> [Prompt] Keeping every word intact, reproduce all of the records.

══════════════════════════════

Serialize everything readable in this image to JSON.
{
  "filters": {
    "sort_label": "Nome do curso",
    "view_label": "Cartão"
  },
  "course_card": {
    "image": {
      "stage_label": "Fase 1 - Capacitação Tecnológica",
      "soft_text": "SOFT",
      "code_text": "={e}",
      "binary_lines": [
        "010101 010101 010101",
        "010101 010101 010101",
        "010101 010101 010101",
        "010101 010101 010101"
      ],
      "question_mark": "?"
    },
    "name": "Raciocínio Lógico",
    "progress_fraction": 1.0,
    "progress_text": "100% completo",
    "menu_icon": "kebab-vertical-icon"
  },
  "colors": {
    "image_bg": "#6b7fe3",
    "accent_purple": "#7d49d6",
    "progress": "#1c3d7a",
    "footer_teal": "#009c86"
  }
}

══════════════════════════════

> [Solution to the problem]
Serialize everything readable in this image to JSON.
{
  "filters": {
    "sort_label": "Nome do curso",
    "view_label": "Cartão"
  },
  "course_card": {
    "image": {
      "stage_label": "Fase 1 - Capacitação Tecnológica",
      "soft_text": "SOFT",
      "code_text": "={e}",
      "binary_lines": [
        "010101 010101 010101",
        "010101 010101 010101",
        "010101 010101 010101",
        "010101 010101 010101"
      ],
      "question_mark": "?"
    },
    "name": "Raciocínio Lógico",
    "progress_fraction": 1.0,
    "progress_text": "100% completo",
    "menu_icon": "kebab-vertical-icon"
  },
  "colors": {
    "image_bg": "#6b7fe3",
    "accent_purple": "#7d49d6",
    "progress": "#1c3d7a",
    "footer_teal": "#009c86"
  }
}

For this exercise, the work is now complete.